#### Records to use

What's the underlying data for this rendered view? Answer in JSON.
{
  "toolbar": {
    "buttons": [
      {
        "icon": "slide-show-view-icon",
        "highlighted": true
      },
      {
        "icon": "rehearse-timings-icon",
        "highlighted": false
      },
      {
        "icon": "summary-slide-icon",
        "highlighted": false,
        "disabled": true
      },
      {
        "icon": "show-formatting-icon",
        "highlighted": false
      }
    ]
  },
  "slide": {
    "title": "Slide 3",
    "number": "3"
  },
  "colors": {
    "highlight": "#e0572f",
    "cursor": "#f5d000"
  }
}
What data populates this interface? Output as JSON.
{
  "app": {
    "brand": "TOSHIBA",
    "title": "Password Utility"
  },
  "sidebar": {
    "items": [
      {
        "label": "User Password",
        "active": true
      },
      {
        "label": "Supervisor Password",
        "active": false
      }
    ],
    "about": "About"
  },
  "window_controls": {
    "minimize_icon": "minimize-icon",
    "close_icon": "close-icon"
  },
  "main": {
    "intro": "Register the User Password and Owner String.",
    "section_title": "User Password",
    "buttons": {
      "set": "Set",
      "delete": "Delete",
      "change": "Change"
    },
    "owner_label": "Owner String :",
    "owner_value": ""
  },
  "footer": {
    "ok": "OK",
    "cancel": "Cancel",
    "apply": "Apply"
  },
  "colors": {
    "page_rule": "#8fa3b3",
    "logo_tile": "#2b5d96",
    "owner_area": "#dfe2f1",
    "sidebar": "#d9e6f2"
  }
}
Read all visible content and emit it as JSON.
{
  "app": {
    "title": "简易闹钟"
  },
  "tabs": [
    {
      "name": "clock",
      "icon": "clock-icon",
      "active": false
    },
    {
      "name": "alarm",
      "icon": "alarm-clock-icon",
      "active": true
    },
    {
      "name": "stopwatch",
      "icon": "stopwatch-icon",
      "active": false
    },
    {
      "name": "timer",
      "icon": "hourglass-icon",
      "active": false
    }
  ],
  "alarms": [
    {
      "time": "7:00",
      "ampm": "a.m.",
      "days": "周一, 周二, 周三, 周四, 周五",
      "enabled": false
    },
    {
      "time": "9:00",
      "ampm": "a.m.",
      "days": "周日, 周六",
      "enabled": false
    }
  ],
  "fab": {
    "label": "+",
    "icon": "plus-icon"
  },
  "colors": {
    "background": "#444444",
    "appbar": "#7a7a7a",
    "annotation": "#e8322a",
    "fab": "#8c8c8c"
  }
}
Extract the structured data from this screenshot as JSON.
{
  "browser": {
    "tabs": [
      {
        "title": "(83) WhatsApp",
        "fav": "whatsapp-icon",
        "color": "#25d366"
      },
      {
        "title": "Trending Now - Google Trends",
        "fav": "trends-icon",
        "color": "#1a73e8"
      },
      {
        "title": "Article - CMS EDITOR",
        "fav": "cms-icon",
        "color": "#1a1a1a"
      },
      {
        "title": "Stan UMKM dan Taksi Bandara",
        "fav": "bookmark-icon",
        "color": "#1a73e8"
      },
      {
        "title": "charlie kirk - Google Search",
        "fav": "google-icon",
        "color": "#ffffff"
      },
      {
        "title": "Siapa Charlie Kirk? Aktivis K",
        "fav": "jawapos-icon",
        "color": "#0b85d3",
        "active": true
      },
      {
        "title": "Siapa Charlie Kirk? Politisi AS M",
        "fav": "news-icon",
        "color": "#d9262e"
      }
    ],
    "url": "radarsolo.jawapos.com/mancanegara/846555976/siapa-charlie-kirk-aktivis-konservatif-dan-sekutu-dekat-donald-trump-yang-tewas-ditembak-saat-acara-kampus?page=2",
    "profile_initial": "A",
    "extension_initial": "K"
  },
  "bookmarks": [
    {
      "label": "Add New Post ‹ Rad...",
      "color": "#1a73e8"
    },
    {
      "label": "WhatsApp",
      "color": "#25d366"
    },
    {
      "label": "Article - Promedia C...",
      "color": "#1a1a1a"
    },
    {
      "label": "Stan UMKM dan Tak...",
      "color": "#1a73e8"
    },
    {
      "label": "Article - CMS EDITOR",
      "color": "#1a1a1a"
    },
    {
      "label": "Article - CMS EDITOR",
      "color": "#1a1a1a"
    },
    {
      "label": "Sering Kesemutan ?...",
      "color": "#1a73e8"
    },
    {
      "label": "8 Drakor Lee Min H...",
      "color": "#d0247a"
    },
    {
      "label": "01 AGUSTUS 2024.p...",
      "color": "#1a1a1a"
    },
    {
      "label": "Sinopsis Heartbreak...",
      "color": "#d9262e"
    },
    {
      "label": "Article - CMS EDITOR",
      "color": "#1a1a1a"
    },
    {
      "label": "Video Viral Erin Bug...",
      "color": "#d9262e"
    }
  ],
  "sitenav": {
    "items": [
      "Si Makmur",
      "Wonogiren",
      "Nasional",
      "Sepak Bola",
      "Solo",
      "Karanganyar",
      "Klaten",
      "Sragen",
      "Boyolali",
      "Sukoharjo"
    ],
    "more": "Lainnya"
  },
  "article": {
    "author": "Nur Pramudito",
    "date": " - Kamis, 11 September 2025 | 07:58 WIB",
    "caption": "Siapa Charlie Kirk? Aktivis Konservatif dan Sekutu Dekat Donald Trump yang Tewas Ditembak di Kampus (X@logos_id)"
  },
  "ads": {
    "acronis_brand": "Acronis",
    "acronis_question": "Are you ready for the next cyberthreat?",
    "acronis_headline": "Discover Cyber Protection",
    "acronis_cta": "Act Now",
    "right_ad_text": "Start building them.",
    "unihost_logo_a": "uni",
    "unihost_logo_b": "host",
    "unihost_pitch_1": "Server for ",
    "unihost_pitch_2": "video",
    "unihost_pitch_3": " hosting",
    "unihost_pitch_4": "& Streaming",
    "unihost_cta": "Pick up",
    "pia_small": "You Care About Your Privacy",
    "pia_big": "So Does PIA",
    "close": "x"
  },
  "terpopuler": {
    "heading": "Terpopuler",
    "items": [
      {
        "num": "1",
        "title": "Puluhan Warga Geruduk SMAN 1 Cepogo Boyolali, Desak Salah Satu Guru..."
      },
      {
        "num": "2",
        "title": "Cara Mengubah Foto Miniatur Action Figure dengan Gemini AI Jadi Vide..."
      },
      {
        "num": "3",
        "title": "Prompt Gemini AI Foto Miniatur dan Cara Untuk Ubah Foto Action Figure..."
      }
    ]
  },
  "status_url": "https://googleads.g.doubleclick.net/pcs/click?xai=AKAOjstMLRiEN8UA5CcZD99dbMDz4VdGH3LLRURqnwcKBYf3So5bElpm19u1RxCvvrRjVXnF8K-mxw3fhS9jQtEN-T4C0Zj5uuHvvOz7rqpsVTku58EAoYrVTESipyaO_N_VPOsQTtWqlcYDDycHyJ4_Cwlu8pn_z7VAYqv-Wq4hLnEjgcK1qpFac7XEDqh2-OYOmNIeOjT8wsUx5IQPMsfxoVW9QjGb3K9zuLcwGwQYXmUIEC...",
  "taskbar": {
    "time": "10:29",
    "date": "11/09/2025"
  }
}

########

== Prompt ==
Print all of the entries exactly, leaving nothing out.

== Response ==
What's the underlying data for this rendered view? Answer in JSON.
{
  "toolbar": {
    "buttons": [
      {
        "icon": "slide-show-view-icon",
        "highlighted": true
      },
      {
        "icon": "rehearse-timings-icon",
        "highlighted": false
      },
      {
        "icon": "summary-slide-icon",
        "highlighted": false,
        "disabled": true
      },
      {
        "icon": "show-formatting-icon",
        "highlighted": false
      }
    ]
  },
  "slide": {
    "title": "Slide 3",
    "number": "3"
  },
  "colors": {
    "highlight": "#e0572f",
    "cursor": "#f5d000"
  }
}
What data populates this interface? Output as JSON.
{
  "app": {
    "brand": "TOSHIBA",
    "title": "Password Utility"
  },
  "sidebar": {
    "items": [
      {
        "label": "User Password",
        "active": true
      },
      {
        "label": "Supervisor Password",
        "active": false
      }
    ],
    "about": "About"
  },
  "window_controls": {
    "minimize_icon": "minimize-icon",
    "close_icon": "close-icon"
  },
  "main": {
    "intro": "Register the User Password and Owner String.",
    "section_title": "User Password",
    "buttons": {
      "set": "Set",
      "delete": "Delete",
      "change": "Change"
    },
    "owner_label": "Owner String :",
    "owner_value": ""
  },
  "footer": {
    "ok": "OK",
    "cancel": "Cancel",
    "apply": "Apply"
  },
  "colors": {
    "page_rule": "#8fa3b3",
    "logo_tile": "#2b5d96",
    "owner_area": "#dfe2f1",
    "sidebar": "#d9e6f2"
  }
}
Read all visible content and emit it as JSON.
{
  "app": {
    "title": "简易闹钟"
  },
  "tabs": [
    {
      "name": "clock",
      "icon": "clock-icon",
      "active": false
    },
    {
      "name": "alarm",
      "icon": "alarm-clock-icon",
      "active": true
    },
    {
      "name": "stopwatch",
      "icon": "stopwatch-icon",
      "active": false
    },
    {
      "name": "timer",
      "icon": "hourglass-icon",
      "active": false
    }
  ],
  "alarms": [
    {
      "time": "7:00",
      "ampm": "a.m.",
      "days": "周一, 周二, 周三, 周四, 周五",
      "enabled": false
    },
    {
      "time": "9:00",
      "ampm": "a.m.",
      "days": "周日, 周六",
      "enabled": false
    }
  ],
  "fab": {
    "label": "+",
    "icon": "plus-icon"
  },
  "colors": {
    "background": "#444444",
    "appbar": "#7a7a7a",
    "annotation": "#e8322a",
    "fab": "#8c8c8c"
  }
}
Extract the structured data from this screenshot as JSON.
{
  "browser": {
    "tabs": [
      {
        "title": "(83) WhatsApp",
        "fav": "whatsapp-icon",
        "color": "#25d366"
      },
      {
        "title": "Trending Now - Google Trends",
        "fav": "trends-icon",
        "color": "#1a73e8"
      },
      {
        "title": "Article - CMS EDITOR",
        "fav": "cms-icon",
        "color": "#1a1a1a"
      },
      {
        "title": "Stan UMKM dan Taksi Bandara",
        "fav": "bookmark-icon",
        "color": "#1a73e8"
      },
      {
        "title": "charlie kirk - Google Search",
        "fav": "google-icon",
        "color": "#ffffff"
      },
      {
        "title": "Siapa Charlie Kirk? Aktivis K",
        "fav": "jawapos-icon",
        "color": "#0b85d3",
        "active": true
      },
      {
        "title": "Siapa Charlie Kirk? Politisi AS M",
        "fav": "news-icon",
        "color": "#d9262e"
      }
    ],
    "url": "radarsolo.jawapos.com/mancanegara/846555976/siapa-charlie-kirk-aktivis-konservatif-dan-sekutu-dekat-donald-trump-yang-tewas-ditembak-saat-acara-kampus?page=2",
    "profile_initial": "A",
    "extension_initial": "K"
  },
  "bookmarks": [
    {
      "label": "Add New Post ‹ Rad...",
      "color": "#1a73e8"
    },
    {
      "label": "WhatsApp",
      "color": "#25d366"
    },
    {
      "label": "Article - Promedia C...",
      "color": "#1a1a1a"
    },
    {
      "label": "Stan UMKM dan Tak...",
      "color": "#1a73e8"
    },
    {
      "label": "Article - CMS EDITOR",
      "color": "#1a1a1a"
    },
    {
      "label": "Article - CMS EDITOR",
      "color": "#1a1a1a"
    },
    {
      "label": "Sering Kesemutan ?...",
      "color": "#1a73e8"
    },
    {
      "label": "8 Drakor Lee Min H...",
      "color": "#d0247a"
    },
    {
      "label": "01 AGUSTUS 2024.p...",
      "color": "#1a1a1a"
    },
    {
      "label": "Sinopsis Heartbreak...",
      "color": "#d9262e"
    },
    {
      "label": "Article - CMS EDITOR",
      "color": "#1a1a1a"
    },
    {
      "label": "Video Viral Erin Bug...",
      "color": "#d9262e"
    }
  ],
  "sitenav": {
    "items": [
      "Si Makmur",
      "Wonogiren",
      "Nasional",
      "Sepak Bola",
      "Solo",
      "Karanganyar",
      "Klaten",
      "Sragen",
      "Boyolali",
      "Sukoharjo"
    ],
    "more": "Lainnya"
  },
  "article": {
    "author": "Nur Pramudito",
    "date": " - Kamis, 11 September 2025 | 07:58 WIB",
    "caption": "Siapa Charlie Kirk? Aktivis Konservatif dan Sekutu Dekat Donald Trump yang Tewas Ditembak di Kampus (X@logos_id)"
  },
  "ads": {
    "acronis_brand": "Acronis",
    "acronis_question": "Are you ready for the next cyberthreat?",
    "acronis_headline": "Discover Cyber Protection",
    "acronis_cta": "Act Now",
    "right_ad_text": "Start building them.",
    "unihost_logo_a": "uni",
    "unihost_logo_b": "host",
    "unihost_pitch_1": "Server for ",
    "unihost_pitch_2": "video",
    "unihost_pitch_3": " hosting",
    "unihost_pitch_4": "& Streaming",
    "unihost_cta": "Pick up",
    "pia_small": "You Care About Your Privacy",
    "pia_big": "So Does PIA",
    "close": "x"
  },
  "terpopuler": {
    "heading": "Terpopuler",
    "items": [
      {
        "num": "1",
        "title": "Puluhan Warga Geruduk SMAN 1 Cepogo Boyolali, Desak Salah Satu Guru..."
      },
      {
        "num": "2",
        "title": "Cara Mengubah Foto Miniatur Action Figure dengan Gemini AI Jadi Vide..."
      },
      {
        "num": "3",
        "title": "Prompt Gemini AI Foto Miniatur dan Cara Untuk Ubah Foto Action Figure..."
      }
    ]
  },
  "status_url": "https://googleads.g.doubleclick.net/pcs/click?xai=AKAOjstMLRiEN8UA5CcZD99dbMDz4VdGH3LLRURqnwcKBYf3So5bElpm19u1RxCvvrRjVXnF8K-mxw3fhS9jQtEN-T4C0Zj5uuHvvOz7rqpsVTku58EAoYrVTESipyaO_N_VPOsQTtWqlcYDDycHyJ4_Cwlu8pn_z7VAYqv-Wq4hLnEjgcK1qpFac7XEDqh2-OYOmNIeOjT8wsUx5IQPMsfxoVW9QjGb3K9zuLcwGwQYXmUIEC...",
  "taskbar": {
    "time": "10:29",
    "date": "11/09/2025"
  }
}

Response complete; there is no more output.